● Exercise description:
From the records that follow, copy every line in which "冰墩墩本墩" appears.

Saved data entries
+++

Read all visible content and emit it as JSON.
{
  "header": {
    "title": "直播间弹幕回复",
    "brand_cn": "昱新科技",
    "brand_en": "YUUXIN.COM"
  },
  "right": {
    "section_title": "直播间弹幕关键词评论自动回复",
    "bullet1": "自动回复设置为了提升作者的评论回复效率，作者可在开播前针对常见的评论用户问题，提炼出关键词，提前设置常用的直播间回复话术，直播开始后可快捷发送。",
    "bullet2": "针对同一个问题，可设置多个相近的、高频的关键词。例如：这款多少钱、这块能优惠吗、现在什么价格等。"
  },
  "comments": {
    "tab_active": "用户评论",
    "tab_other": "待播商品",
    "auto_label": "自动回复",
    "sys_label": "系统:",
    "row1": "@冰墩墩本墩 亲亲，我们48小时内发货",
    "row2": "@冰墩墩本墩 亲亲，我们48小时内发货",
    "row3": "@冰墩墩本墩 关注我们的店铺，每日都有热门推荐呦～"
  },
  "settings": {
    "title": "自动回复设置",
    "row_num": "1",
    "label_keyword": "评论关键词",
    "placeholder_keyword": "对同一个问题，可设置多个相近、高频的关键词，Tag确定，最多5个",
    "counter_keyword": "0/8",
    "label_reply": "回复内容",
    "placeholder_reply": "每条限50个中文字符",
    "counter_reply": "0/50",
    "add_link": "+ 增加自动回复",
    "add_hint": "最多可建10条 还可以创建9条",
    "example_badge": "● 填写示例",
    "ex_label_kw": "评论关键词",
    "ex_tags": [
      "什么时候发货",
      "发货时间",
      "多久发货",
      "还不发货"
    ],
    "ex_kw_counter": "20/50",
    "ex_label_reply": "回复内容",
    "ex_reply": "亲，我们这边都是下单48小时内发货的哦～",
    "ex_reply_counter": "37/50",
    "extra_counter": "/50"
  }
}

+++

● Answer to this problem:
    "row1": "@冰墩墩本墩 亲亲，我们48小时内发货",
    "row2": "@冰墩墩本墩 亲亲，我们48小时内发货",
    "row3": "@冰墩墩本墩 关注我们的店铺，每日都有热门推荐呦～"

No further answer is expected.